Charter schools are not the “one cure-all to the ills that beset education.” They shouldn’t “become the man” or allow the movement to stifle itself with a new bureaucracy. Instead, they should focus on meeting the needs of each individual child.
That was the message U.S. Education Secretary Betsy DeVos brought to thousands of charter school advocates gathered in the nation’s capital.
It was a closely watched speech at what’s been described as a pivotal political moment for the charter school movement. Some of its leaders have taken vocal stands against the Trump Administration and its proposed cuts to federal public education programs.
DeVos acknowledged the criticisms. But she said a grant program for districts that embrace weighted student funding and public school open enrollment, coupled with a proposed increase for the federal Charter Schools Program, would represent the single-largest investment in public school choice in the nation’s history.
“This administration has sent a clear message: We trust parents, and we believe in students,” she said. “We will fight for every parent and every child.”

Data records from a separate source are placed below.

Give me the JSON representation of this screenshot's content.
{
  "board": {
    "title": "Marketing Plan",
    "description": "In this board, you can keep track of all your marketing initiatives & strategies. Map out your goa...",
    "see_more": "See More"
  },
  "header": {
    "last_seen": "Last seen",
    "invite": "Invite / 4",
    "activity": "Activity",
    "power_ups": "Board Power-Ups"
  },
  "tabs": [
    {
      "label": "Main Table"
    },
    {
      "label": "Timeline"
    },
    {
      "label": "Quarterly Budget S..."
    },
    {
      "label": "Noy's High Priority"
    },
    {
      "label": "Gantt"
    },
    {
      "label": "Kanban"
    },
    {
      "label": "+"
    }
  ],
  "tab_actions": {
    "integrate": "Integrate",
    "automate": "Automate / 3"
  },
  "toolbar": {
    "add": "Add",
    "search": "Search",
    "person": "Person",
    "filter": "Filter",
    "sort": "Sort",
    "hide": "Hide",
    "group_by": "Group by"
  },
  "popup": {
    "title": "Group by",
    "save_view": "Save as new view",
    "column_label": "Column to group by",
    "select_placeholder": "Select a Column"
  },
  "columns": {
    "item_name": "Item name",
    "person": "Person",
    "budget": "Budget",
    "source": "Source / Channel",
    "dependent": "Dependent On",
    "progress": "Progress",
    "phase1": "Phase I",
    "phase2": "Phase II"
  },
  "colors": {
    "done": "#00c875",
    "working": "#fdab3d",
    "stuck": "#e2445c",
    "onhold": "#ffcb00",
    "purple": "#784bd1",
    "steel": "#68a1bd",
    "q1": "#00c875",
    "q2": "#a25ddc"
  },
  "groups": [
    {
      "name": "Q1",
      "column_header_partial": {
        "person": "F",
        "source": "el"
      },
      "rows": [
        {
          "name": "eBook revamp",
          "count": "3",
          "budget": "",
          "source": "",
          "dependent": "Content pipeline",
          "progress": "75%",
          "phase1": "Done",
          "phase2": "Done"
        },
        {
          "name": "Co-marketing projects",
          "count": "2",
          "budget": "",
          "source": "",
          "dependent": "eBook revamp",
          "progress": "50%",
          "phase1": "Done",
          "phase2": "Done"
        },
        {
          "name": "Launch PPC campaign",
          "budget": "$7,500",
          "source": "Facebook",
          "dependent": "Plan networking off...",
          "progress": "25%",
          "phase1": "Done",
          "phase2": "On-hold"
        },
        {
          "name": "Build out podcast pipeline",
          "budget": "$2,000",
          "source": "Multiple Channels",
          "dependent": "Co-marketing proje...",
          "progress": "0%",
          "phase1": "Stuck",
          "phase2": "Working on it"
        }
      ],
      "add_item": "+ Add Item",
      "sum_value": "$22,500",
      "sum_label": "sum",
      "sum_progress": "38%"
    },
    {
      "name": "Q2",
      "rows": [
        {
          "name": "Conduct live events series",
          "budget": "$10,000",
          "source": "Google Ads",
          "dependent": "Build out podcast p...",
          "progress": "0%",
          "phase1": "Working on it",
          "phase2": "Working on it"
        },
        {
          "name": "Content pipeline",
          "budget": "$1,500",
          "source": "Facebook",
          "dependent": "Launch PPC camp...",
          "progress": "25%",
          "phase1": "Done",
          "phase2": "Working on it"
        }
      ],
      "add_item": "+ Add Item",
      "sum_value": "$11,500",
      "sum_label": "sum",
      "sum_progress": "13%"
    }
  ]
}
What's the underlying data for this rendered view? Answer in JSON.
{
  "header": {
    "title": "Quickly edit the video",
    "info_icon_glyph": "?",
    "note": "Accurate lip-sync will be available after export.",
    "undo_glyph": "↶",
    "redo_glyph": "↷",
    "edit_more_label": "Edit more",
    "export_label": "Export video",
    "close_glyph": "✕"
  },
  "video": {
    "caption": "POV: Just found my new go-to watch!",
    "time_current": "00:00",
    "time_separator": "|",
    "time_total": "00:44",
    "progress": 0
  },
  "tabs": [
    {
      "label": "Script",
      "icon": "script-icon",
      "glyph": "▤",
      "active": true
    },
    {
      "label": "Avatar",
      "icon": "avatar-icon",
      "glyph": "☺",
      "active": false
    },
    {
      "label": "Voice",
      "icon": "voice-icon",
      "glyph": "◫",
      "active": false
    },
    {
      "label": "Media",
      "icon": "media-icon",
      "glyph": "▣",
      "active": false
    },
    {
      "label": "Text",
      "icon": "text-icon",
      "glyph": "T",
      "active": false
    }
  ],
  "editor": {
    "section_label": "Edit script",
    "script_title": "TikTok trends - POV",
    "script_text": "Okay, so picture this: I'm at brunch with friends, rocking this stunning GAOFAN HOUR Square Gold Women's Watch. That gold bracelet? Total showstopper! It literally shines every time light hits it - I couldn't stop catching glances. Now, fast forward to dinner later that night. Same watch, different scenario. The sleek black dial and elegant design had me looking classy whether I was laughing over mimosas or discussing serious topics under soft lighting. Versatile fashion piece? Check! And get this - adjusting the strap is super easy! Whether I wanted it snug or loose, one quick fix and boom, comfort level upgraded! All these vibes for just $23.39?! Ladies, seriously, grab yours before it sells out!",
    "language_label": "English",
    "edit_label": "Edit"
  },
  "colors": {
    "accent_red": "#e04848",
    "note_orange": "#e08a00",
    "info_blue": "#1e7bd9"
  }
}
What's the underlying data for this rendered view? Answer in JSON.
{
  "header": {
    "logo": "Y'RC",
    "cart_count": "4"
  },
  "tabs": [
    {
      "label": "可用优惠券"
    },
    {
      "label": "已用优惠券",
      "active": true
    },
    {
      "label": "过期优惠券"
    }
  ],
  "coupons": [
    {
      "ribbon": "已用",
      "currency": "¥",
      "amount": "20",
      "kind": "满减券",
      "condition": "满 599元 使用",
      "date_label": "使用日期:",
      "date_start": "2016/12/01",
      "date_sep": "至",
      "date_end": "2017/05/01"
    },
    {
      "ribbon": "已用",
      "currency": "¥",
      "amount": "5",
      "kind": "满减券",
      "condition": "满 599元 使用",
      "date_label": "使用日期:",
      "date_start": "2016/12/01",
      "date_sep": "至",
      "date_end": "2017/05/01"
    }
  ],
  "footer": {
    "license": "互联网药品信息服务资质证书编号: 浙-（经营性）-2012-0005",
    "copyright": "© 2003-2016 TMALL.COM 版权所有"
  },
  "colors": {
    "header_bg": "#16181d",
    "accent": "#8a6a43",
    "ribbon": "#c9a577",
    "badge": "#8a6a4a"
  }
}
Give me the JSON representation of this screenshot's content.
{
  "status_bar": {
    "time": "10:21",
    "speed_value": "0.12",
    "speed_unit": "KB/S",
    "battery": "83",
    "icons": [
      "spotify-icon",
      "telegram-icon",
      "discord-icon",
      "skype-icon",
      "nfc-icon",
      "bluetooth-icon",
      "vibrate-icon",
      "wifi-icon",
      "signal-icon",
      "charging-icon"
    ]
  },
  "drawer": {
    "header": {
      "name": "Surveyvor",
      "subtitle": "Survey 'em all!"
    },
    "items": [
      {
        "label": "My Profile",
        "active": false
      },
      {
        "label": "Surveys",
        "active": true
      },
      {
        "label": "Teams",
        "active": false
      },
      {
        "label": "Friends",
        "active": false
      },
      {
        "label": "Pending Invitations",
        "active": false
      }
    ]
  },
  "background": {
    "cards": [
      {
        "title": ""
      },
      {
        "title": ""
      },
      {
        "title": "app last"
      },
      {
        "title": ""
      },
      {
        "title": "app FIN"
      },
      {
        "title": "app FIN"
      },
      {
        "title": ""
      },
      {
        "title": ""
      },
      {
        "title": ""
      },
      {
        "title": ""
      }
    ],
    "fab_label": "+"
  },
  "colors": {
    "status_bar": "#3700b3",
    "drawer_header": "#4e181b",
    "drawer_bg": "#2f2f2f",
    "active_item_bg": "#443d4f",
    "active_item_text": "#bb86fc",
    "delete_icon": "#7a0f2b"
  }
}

In a reference to recent writing by Rick Hess of the American Enterprise Institute, DeVos admonished charter schools not to “become the man.” The movement must not create stifling bureaucracies (embodied by the idea of a 500-page charter school applications). The line won some applause.
Charter schools do not have a monopoly on serving children well, DeVos said — a push, perhaps, for some of the voucher skeptics in the room.
The movement’s goal should be to ensure each individual child, regardless of his or her needs, can thrive, she said. A system that denies parents the right to find the right environment for their children “denies them a basic human right.”
Her full prepared remarks can be read here.